The bank followed up with its own version, publishing a booklet containing the text of Painter’s article along with several additional photographs. Its subtitle was “An Historical Sketch of the Institution and the Pioneers Whose Ideals Long Ago Placed ‘The Old Bank’ in a Position of Leadership in the Section It Has Served 85 Years.”

The inside cover of the booklet featured the bank officers for that year: George K. Large, president, E. W. Sutton, vice-president, Wm J. Kinnamon, cashier, H. H. Rittenhouse and C. W. Fouts, assistant cashiers. Directors were A. B. C. Bodine, Judiah Higgins, Wm J. Kinnamon, George K. Large, Edwin K. Large, D. H. Moreau, George N. Robinson, John Schenk and E. W. Sutton.
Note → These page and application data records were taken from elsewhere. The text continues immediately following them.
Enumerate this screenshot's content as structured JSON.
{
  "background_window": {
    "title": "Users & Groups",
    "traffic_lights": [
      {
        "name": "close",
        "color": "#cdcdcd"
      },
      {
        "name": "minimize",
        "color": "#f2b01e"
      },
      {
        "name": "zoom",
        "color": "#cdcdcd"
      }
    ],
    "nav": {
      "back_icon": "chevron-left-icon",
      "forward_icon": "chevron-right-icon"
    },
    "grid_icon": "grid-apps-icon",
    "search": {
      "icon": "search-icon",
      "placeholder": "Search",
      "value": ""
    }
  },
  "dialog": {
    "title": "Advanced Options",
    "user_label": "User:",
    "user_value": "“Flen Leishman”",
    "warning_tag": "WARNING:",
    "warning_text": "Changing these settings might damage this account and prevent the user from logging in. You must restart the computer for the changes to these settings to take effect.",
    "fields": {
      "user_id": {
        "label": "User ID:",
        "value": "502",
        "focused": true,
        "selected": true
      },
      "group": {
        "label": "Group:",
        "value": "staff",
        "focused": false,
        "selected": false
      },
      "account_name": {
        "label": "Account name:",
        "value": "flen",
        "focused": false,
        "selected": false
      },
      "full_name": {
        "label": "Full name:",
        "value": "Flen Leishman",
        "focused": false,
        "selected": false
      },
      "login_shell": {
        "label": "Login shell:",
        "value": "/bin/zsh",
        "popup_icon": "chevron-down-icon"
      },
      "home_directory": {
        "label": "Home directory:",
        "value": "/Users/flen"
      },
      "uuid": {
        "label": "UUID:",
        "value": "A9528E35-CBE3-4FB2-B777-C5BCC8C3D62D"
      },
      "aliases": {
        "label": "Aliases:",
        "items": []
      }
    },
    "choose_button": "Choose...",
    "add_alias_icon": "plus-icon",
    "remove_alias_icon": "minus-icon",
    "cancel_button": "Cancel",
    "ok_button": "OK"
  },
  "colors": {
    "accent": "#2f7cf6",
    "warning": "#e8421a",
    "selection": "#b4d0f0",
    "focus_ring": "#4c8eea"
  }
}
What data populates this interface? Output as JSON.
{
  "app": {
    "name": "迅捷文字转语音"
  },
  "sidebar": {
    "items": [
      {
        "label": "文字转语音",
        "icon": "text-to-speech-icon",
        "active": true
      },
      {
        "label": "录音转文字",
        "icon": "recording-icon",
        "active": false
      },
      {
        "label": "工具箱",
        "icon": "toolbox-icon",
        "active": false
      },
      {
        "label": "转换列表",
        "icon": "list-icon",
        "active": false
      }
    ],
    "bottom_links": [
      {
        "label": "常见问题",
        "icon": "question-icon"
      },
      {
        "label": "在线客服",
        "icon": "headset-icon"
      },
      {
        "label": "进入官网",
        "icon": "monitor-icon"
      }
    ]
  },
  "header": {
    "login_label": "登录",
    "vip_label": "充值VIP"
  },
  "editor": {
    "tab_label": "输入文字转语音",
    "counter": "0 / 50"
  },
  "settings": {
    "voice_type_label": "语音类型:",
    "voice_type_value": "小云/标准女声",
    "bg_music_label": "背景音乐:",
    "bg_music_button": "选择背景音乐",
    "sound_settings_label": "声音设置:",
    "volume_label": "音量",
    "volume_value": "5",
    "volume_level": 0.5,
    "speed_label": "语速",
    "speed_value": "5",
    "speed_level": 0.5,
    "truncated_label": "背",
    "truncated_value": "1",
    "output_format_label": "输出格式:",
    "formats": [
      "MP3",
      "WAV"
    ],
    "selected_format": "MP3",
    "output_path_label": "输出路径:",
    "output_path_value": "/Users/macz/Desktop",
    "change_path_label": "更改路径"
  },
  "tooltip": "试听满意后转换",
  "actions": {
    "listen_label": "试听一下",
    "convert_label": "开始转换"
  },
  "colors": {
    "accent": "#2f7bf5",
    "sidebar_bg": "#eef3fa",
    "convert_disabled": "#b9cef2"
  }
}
Some very familiar names there, and given Mr. Large’s interest in local history, it is not surprising he would arrange to have one written for the bank. It provides far more detail than I can include here.4

One thing this booklet points out that I have neglected—the HCNB is technically not Flemington’s first bank, as there were two earlier banks that attempted to organize but failed—one, “The Tradesmen’s Bank” with Charles T. Cromwell as president, and the other the “Bank of North America,” L. I. Merriam, president. Despite their ambitions, they never went into operation.

In searching for information about the bank online, I discovered that the Hunterdon County National Bank did not stop printing currency until 1935. The bank itself lasted 128 years, from 1855 to 1983, when it was merged with First Fidelity Bank in 1983.

As for the building’s future, thankfully its façade will be preserved in the major renovation that is already underway. Unfortunately, that spacious third floor will not be renovated but converted into residential space.5


  1. Hunterdon Republican, Oct. 20, 1870.
  2. Hunterdon Gazette, June 20, 1866.
  3. Hunterdon Republican, June 23, 1870.
  4. For those who are curious, please ask the Librarian at the Hunterdon Co. Historical Society for a copy. It has also been made into a .pdf.
  5. See